- _Assigned task_
In the data that follows, every line containing the word "icon" should be returned.

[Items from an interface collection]
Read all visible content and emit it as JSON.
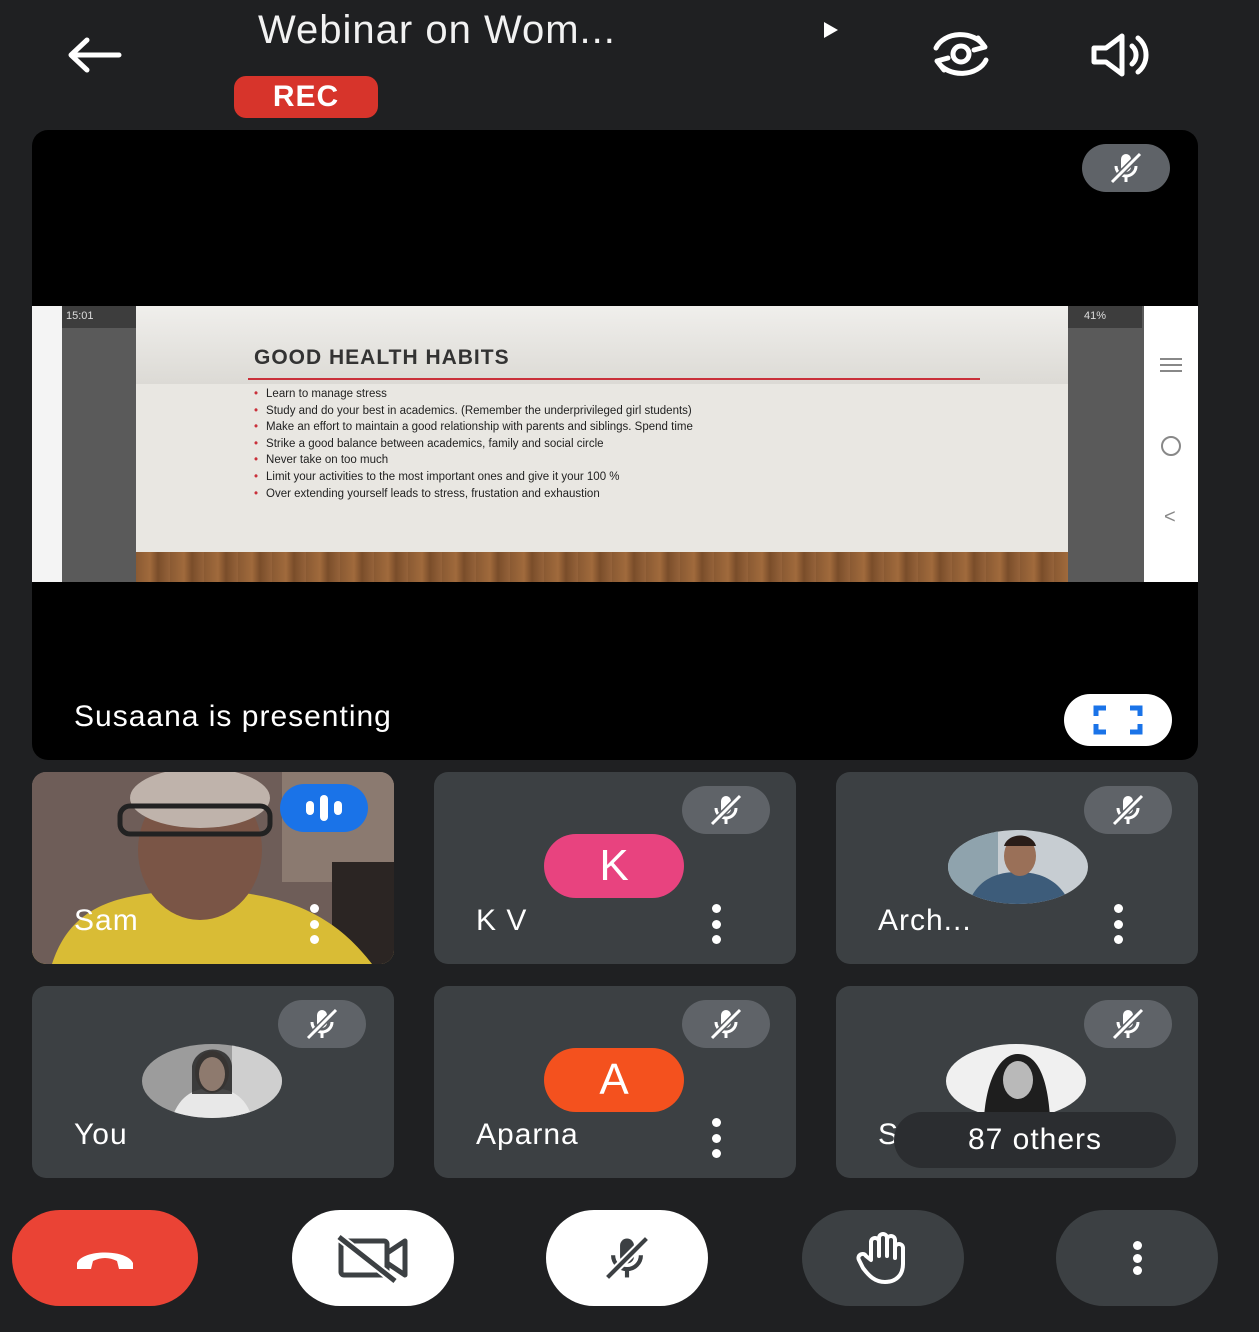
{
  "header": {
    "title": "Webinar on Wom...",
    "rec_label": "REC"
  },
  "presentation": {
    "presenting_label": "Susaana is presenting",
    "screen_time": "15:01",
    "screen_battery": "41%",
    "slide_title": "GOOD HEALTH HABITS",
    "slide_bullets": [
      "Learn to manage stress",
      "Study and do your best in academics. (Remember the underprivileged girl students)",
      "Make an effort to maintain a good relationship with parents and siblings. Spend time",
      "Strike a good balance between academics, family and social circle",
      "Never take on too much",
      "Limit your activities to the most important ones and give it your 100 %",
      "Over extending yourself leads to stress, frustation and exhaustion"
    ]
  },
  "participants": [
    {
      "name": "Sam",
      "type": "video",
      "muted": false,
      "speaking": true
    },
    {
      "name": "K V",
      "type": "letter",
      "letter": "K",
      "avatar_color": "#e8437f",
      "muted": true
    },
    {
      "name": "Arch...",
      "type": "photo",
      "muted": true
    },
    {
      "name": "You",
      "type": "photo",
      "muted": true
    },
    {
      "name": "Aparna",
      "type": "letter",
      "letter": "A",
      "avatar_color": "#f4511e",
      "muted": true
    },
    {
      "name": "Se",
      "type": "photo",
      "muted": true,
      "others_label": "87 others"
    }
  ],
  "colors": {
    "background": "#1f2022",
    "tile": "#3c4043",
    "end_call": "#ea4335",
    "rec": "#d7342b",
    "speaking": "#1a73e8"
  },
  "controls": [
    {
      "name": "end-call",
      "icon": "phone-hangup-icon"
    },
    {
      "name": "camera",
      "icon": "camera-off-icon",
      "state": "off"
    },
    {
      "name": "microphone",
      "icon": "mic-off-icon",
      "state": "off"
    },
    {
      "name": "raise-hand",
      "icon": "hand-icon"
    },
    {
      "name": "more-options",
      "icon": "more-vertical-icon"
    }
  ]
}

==

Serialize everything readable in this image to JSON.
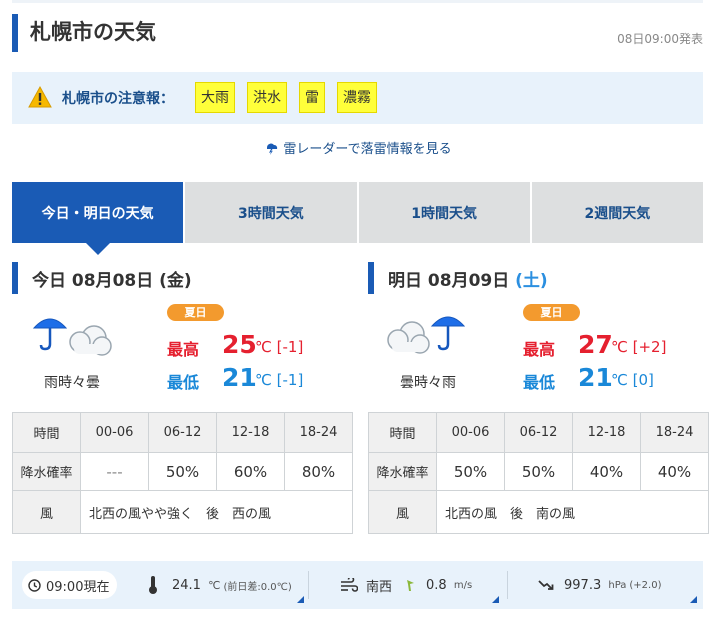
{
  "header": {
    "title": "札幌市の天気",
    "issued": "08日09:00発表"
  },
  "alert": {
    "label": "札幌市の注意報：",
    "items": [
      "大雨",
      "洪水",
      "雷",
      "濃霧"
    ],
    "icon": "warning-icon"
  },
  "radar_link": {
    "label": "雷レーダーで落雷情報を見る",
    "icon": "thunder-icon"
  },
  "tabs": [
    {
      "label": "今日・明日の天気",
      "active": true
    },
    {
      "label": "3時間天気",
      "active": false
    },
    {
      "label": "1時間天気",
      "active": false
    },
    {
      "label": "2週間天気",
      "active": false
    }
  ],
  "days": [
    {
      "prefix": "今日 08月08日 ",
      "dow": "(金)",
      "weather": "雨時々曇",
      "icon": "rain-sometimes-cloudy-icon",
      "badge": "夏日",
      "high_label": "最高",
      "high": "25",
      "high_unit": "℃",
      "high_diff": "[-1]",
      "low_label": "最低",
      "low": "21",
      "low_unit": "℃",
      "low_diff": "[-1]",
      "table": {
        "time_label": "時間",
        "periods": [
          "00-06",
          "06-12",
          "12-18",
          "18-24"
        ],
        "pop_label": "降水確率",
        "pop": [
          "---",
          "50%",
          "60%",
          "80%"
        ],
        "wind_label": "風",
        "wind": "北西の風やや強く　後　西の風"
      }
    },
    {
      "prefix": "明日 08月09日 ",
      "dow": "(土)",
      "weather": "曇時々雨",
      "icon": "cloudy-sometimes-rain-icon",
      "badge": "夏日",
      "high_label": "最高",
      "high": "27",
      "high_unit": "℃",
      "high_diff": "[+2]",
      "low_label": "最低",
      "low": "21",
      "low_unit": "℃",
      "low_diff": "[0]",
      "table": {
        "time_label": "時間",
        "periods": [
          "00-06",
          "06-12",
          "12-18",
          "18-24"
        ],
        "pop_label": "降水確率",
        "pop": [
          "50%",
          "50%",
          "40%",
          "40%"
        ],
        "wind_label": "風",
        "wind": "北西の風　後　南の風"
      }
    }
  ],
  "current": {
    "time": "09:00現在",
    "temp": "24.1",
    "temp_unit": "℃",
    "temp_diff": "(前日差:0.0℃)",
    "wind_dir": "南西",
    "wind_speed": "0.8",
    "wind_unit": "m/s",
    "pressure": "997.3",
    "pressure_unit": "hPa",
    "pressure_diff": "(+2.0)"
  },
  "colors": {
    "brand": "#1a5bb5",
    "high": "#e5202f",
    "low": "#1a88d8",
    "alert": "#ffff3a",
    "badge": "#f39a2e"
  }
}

- _Result below_
      "icon": "phone-hangup-icon"
      "icon": "camera-off-icon",
      "icon": "mic-off-icon",
      "icon": "hand-icon"
      "icon": "more-vertical-icon"
    "icon": "warning-icon"
    "icon": "thunder-icon"
      "icon": "rain-sometimes-cloudy-icon",
      "icon": "cloudy-sometimes-rain-icon",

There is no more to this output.